This page is part of my series on arete. If you have not yet read the previous page, please read about Arete Guide.
Building a Road-map to Arete
There’s so much in the world that is interesting and that you could pursue, but there are only so many hours in the day and you will only be alive for so long. It therefore behooves you to limit your pursuits to those that will have the greatest benefit and those that will be most interesting. In the book Cultural Literacy: What Every American Needs to Know, E. D. Hirsch Jr. argues that young children have a sort of window of opportunity during which they are able to memorize large amounts of information faster than most adults can. They also seem more interested in good old fashioned memorization. Combined with the fact that their brains are plastic, childhood, Hirsch argues, is the perfect time to teach a person useful background information. Because of the limited time during which children are capable of rapid learning, they should be taught what is most useful. Hirsch went on to create content standards for children. He also outlines what adults should know in his fascinating book. I highly recommend reading Cultural Literacy, and if you are a parent or teacher, any other of E.D. Hirsch Jr.’s books.
We may not have been lucky enough to grow up being taught what was most useful in an efficient manner, but now that we are adults, we are in charge of educating ourselves. In addition to the sort of conceptual knowledge that you get from reading books, there are skills that you can develop in order to approach your full potential or arete.
Sometimes it makes sense to start with a big-picture view of things before getting down to the details. This can help organize the details by fitting them into larger categories. Our brains, as I’ve read, love categories. I think we can split up all the things we want to develop into Knowledge and Skills. And while we’re at it, lets add habits, because it might come in useful.
That’s not the only way to go, but it works for me and I’m the one writing this, so we’ll stick with it. We might want to add Health or something like that as a category for any goals we have about strength or weight or something. I’m just going to add some subcategories that I think are important.
- Cultural Literacy
- Foreign Language
- Time management

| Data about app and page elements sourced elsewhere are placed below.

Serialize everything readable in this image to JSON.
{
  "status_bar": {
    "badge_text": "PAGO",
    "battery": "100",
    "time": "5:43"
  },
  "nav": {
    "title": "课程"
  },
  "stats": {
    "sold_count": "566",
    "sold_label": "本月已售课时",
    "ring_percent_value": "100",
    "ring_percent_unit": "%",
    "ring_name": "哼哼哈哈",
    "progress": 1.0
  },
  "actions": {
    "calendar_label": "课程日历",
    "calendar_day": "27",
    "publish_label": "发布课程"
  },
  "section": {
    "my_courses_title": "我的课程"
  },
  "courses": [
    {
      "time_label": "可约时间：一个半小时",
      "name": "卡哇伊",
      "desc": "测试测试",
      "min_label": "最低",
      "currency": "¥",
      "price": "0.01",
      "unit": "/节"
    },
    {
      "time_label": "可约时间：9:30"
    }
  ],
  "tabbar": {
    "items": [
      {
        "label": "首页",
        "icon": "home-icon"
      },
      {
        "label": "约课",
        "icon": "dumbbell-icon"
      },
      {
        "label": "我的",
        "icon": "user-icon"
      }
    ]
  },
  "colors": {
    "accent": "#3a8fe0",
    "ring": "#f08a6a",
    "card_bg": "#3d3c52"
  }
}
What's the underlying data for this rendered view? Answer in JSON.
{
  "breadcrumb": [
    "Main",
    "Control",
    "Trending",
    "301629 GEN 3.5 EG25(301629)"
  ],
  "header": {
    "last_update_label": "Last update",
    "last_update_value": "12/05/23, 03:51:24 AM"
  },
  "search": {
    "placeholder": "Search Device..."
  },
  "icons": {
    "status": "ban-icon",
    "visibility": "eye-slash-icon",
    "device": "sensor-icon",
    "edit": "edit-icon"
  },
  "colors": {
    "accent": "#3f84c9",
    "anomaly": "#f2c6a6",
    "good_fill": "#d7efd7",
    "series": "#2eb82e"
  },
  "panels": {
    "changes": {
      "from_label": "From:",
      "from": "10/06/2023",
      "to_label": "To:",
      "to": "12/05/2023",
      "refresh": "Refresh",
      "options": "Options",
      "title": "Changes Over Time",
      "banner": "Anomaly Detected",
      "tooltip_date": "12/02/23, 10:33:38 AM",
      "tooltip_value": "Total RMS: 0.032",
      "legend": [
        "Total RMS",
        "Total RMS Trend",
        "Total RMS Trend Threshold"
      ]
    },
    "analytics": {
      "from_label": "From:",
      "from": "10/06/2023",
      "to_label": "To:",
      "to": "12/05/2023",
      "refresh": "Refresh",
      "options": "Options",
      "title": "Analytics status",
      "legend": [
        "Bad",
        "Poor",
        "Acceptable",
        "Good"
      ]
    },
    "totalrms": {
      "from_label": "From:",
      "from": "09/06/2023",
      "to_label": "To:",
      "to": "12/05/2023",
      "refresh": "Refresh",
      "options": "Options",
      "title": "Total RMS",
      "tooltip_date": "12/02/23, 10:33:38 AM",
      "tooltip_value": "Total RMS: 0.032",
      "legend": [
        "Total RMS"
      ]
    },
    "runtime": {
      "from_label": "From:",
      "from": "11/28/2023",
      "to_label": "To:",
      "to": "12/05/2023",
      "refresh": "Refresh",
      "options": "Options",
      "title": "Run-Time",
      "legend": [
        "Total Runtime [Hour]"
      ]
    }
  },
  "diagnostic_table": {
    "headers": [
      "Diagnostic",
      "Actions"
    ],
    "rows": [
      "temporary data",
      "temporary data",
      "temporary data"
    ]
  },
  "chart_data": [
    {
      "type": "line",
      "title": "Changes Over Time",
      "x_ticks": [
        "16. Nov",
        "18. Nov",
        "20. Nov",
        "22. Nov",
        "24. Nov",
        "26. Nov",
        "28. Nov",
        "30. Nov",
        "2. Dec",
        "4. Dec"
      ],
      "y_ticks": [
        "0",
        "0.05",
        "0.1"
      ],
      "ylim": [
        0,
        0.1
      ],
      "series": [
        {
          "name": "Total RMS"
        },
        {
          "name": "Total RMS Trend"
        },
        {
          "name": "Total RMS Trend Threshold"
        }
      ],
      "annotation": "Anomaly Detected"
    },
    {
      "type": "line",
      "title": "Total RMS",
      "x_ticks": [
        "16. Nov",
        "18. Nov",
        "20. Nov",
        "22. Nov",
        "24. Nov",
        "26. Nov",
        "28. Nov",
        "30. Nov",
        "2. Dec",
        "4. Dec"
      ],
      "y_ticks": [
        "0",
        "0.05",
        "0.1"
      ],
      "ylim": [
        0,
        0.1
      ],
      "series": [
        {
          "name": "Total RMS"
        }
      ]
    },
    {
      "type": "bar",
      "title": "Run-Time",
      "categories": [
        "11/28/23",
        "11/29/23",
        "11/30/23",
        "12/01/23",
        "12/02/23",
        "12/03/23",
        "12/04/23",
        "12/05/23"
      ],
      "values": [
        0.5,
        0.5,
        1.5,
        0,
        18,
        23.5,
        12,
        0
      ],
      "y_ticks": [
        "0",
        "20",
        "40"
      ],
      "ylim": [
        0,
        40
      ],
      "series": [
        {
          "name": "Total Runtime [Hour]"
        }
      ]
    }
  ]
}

Now many of the sub-categories might fit into different places, or fit into more than one place, but that’s OK. We are just using this outline as a guide to help us organize. It does not have to be perfect to be useful. Now let’s see what sorts of things we can actually do to help develop ourselves in the categories that we’ve laid out.
Continue to the next page…. Knowledge